After that it was just a simple matter of plating the sandwich up. On the plate I poured a few ounces of the reduction sauce then on top of that I placed a slice of the grilled pound cake. On top of the slice of pound cake I added two scoops of the ice cream along with about 1 cup of the macerated berries. I also sprinkled some chiffonade mint throughout the plate including on top of the ice cream and berries.
Chiffonade (pronounced shif-uh-nod) is a culinary technique that involves the preparation
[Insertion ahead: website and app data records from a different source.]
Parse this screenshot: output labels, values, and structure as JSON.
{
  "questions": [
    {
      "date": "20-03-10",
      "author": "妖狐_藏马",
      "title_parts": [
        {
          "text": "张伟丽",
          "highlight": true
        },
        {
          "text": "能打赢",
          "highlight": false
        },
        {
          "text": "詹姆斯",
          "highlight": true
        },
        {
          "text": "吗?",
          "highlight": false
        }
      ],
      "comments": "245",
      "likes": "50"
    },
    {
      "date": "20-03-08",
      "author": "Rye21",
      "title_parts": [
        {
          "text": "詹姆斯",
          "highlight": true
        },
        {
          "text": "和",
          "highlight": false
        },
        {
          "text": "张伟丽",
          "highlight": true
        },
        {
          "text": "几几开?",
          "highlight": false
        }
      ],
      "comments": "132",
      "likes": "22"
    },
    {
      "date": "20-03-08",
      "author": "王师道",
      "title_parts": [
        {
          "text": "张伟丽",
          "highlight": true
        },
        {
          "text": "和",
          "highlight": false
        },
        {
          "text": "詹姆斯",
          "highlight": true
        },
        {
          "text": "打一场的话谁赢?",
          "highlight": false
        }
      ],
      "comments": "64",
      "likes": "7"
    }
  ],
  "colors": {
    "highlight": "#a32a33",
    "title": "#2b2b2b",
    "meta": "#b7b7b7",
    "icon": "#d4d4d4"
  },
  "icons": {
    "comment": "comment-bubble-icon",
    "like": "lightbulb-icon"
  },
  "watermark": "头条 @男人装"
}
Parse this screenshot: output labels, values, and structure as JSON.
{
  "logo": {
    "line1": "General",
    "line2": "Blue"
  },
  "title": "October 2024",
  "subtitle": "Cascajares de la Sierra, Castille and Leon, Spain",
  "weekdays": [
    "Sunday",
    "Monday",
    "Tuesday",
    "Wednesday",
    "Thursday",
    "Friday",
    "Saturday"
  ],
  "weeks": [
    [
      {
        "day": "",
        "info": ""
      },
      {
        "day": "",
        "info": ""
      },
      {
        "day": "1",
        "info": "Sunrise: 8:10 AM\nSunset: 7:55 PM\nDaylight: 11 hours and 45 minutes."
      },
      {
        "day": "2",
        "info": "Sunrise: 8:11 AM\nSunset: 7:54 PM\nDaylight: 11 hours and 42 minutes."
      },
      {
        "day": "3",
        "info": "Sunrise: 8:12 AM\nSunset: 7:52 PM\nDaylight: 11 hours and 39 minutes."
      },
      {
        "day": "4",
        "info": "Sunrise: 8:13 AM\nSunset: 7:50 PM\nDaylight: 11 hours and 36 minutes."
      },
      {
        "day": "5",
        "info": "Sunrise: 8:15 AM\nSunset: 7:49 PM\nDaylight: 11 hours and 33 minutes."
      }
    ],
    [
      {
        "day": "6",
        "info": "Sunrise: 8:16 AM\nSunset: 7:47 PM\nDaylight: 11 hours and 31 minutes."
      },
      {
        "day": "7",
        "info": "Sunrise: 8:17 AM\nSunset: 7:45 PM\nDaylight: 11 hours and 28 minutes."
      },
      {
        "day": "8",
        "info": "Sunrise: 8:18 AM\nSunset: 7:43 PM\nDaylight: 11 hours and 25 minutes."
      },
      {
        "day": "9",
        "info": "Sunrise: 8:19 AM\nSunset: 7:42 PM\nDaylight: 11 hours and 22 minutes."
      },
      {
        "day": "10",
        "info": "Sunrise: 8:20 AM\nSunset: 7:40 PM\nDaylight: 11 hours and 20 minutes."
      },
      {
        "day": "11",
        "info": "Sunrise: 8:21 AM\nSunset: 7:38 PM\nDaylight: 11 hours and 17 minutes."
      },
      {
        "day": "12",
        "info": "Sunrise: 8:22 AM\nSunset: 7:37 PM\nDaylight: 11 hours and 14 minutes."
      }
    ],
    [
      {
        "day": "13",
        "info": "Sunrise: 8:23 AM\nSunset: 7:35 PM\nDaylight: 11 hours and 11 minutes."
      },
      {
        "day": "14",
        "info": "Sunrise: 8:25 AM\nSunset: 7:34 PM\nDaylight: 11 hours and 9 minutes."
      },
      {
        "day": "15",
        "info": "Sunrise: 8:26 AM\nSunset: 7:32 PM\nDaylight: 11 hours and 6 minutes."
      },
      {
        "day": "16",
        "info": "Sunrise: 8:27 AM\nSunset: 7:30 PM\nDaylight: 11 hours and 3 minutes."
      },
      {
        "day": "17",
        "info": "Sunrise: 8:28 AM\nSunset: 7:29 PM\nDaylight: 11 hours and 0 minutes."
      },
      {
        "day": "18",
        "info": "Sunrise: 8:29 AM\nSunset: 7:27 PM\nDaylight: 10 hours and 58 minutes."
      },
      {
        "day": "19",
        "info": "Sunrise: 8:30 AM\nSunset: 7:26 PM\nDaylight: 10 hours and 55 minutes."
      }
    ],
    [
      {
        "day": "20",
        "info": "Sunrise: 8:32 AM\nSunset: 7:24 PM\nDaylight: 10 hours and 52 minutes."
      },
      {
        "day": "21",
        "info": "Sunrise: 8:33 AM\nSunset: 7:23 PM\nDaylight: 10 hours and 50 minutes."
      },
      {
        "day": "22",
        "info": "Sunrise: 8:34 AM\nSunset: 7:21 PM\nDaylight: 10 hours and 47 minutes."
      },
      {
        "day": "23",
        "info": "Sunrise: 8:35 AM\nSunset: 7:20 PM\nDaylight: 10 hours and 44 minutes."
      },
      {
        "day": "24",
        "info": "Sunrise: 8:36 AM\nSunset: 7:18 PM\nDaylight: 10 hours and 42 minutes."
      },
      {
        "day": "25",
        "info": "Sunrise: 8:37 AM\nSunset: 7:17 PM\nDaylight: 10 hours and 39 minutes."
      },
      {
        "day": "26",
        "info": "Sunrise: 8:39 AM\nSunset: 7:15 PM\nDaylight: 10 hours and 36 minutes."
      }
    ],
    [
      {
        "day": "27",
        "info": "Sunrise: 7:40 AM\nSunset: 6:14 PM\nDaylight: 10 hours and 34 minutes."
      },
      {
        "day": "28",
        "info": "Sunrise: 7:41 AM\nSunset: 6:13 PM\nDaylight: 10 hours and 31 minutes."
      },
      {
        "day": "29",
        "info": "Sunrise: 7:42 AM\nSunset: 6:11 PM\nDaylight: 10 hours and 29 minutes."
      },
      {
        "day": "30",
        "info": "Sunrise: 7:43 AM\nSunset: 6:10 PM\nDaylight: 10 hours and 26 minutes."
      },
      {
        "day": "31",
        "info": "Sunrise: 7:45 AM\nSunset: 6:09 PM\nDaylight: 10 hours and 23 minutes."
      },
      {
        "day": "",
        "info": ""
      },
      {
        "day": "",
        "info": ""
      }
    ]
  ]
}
of fresh herbs. The leaves are rolled up tight, like a cinnamon roll, and then thinly sliced with a very sharp knife. The result is thin strips of mint. While many people feel that whole mint leaves and mint sprigs contribute a beautiful freshness to desserts many chefs have found that mint leaves have become very overused and cliche. Pastry chefs still appreciate the mint’s light flavor which helps lighten heavy desserts and cuts through fatty desserts as well as its beautiful and natural green color. In order to use mint leaves without being trite pastry chefs use chiffonade mint. One great benefit of using chiffonade mint is that the mint actually gets eaten. Many people pluck the mint leaves off their dessert dismissing it as a garnish much like parsley – even if the pastry chef intended for them to be eaten. When mint is sprinkled throughout the plate people are more likely to eat it since it’s difficult to pick out and because it looks like it belongs in the dessert as opposed to looking like an afterthought.
Anyway, after sprinkling the mint the last slice of pound cake is placed on top and viola
you’ve got yourself one fancy plated dessert sandwich. I particularly love the uniqueness of this plated dessert and how it looks so similar to a real deli sandwich. One interesting thing about this dessert is that while the individual components taste okay when combined all together in one bite the bursts of flavors marry brilliantly together. In addition I was able to incorporate several points of plated desserts by using lots of color, unique flavors, and contrasts in shapes and temperatures (cold ice cream, warm grilled pound cake, warm reduction sauce). For the traditionalists out there the plated dessert may seem like it’s missing a significant crunch component but the grilled parts of the pound cake are nice and crisp as well as the grapes mixed in with the berries.
I hope I’ve inspired you to think outside the box when it comes to flavors and dessert. One of the reasons I used so many savory flavors is that one of the requirements of the contest was to use Mezzetta or Kona Coast products. I almost didn’t try when I found that they don’t really make dessert oriented ingredients but then I thought I could use that to my advantage. Since flavor and plated desserts were some of my specialties from college I could think of a unique way to bring the savory flavors into the dessert. In addition, my sandwich would stand out from the crowd as most entrants will make savory sandwiches.
At this point all I can really do is hope that I win. Despite all the practicing, experimenting, and encouragement from friends it’s never a sure thing but I’m just happy that I gave it my all. What do you all think? Have I inspired you to look at ingredients and flavors differently? Do you think I have a shot at winning?
Here is the complete recipe for the Cherries, Berries, and Plum (oh my!) Dessert Sandwich which includes the Plum Sauce ice cream, the Macerated Berry Reduction Sauce, and the Maraschino Cherry pound cake as well as instructions for plating the sandwich up. If you’d rather have the individual recipes each name is linked to their respective recipe. Thank you for all your support this past year and I hope you all wish me luck! Below is the video – enjoy!